The Four 2012 co-founder Brian Ellner said to USA Today that this media push with Springsteen on board was needed to garner further support for their cause. "We have never won one of these votes of the people. This is really a moment to make a statement," he said.

The marriage equality group noted that in the four states they are campaigning, opinion polls have shown that people are leaning in favor of changing the definition of marriage as a union between one man and one woman to include same-sex couples, with Minnesota being an exception.

Earlier this year, a Gallup Poll found that Americans are almost evenly split on whether gay marriage should be legalized. Fifty percent have said that it should become legal – much like President Barack Obama said in May, but 48 percent remain supportive of the traditional definition of marriage.

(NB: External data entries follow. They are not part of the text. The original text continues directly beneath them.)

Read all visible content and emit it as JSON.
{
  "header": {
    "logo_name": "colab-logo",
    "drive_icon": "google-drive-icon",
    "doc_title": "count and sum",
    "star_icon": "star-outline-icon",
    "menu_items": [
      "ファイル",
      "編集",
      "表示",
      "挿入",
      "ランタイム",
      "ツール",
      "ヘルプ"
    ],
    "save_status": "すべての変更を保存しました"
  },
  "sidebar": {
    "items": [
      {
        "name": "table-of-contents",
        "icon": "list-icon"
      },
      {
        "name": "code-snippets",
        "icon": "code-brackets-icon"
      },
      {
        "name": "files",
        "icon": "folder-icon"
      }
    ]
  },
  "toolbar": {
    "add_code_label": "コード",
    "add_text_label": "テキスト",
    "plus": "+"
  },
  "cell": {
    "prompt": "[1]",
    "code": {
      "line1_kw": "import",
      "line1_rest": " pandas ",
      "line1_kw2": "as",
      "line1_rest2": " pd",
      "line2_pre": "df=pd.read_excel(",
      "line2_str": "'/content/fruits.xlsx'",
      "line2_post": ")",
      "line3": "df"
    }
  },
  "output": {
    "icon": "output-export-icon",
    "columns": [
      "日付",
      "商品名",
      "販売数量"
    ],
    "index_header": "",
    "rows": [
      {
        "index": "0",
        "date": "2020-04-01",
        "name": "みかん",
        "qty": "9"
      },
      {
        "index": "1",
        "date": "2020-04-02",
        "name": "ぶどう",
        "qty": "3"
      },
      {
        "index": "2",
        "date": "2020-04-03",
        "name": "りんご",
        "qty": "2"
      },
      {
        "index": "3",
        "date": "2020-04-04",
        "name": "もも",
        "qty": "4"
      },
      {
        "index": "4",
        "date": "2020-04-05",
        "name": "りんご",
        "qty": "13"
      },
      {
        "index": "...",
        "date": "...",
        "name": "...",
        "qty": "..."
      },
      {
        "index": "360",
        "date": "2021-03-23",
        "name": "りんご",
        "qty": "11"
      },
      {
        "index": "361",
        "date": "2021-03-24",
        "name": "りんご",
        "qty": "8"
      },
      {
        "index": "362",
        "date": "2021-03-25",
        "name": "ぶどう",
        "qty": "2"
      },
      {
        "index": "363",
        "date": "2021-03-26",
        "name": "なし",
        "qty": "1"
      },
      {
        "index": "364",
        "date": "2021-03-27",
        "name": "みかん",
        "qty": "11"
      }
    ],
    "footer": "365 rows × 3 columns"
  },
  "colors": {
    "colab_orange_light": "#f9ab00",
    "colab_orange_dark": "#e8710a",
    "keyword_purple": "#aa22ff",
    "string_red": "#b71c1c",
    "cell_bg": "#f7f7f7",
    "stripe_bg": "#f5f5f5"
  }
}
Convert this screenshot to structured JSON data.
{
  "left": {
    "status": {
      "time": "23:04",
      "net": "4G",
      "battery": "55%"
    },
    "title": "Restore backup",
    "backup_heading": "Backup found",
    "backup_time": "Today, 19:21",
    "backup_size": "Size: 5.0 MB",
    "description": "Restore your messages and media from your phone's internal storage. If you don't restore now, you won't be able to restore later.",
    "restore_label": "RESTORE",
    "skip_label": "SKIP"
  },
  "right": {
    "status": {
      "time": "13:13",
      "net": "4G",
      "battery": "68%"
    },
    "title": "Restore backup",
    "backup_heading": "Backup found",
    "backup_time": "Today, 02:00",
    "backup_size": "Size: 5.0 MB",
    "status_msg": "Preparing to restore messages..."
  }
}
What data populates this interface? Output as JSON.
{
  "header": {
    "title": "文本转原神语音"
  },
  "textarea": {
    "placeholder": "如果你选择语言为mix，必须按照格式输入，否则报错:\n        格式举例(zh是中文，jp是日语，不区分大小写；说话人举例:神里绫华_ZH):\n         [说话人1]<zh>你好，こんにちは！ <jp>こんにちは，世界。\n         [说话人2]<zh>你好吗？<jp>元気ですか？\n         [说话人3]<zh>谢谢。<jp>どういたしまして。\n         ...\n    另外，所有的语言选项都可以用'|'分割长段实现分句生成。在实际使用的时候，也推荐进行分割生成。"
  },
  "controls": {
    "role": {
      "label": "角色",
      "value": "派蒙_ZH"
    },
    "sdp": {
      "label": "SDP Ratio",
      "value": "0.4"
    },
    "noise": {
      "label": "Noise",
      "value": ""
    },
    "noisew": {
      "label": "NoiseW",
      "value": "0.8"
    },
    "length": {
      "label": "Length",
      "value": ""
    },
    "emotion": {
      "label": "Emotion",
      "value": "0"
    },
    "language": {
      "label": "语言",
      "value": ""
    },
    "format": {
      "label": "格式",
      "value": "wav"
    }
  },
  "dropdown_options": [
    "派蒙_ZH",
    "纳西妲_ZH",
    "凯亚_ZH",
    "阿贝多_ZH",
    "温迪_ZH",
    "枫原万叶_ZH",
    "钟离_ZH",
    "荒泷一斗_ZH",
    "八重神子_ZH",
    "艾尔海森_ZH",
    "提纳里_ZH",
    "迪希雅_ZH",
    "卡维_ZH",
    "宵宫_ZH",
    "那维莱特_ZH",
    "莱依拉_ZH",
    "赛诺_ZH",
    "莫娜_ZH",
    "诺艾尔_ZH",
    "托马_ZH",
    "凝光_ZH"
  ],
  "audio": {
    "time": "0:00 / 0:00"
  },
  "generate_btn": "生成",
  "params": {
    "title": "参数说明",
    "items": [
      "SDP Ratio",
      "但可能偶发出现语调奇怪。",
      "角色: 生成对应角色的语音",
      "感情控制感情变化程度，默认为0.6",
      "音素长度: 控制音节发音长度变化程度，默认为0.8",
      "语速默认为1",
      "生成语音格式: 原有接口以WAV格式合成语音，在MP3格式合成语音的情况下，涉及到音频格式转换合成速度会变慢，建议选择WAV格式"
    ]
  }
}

Meanwhile, a Minnesota group petitioning to pass a constitutional amendment that would solidify the traditional definition of marriage has said that it will be launching two TV ads leading up to the final weeks when voters will go to the polls on Tuesday, Nov. 6.

"We are certain our ads will help Minnesotans understand the importance of preserving marriage in our constitution," said John Helmberger, chairman of Minnesota for Marriage.

"Our ads ask an important question: 'Who should decide the definition marriage.' Like most Minnesotans, we think it should be the people, not judges or politicians. In fact, right now there is a court case pending in Hennepin County through which same-sex couples are asking judges to redefine marriage. Powerful legislators want to do the same thing. If they succeed, voters will have lost their say," he said.

One of the upcoming Minnesota ads says: "Marriage is more than a commitment between two loving people. It was made by God, for the creation and care of the next generation."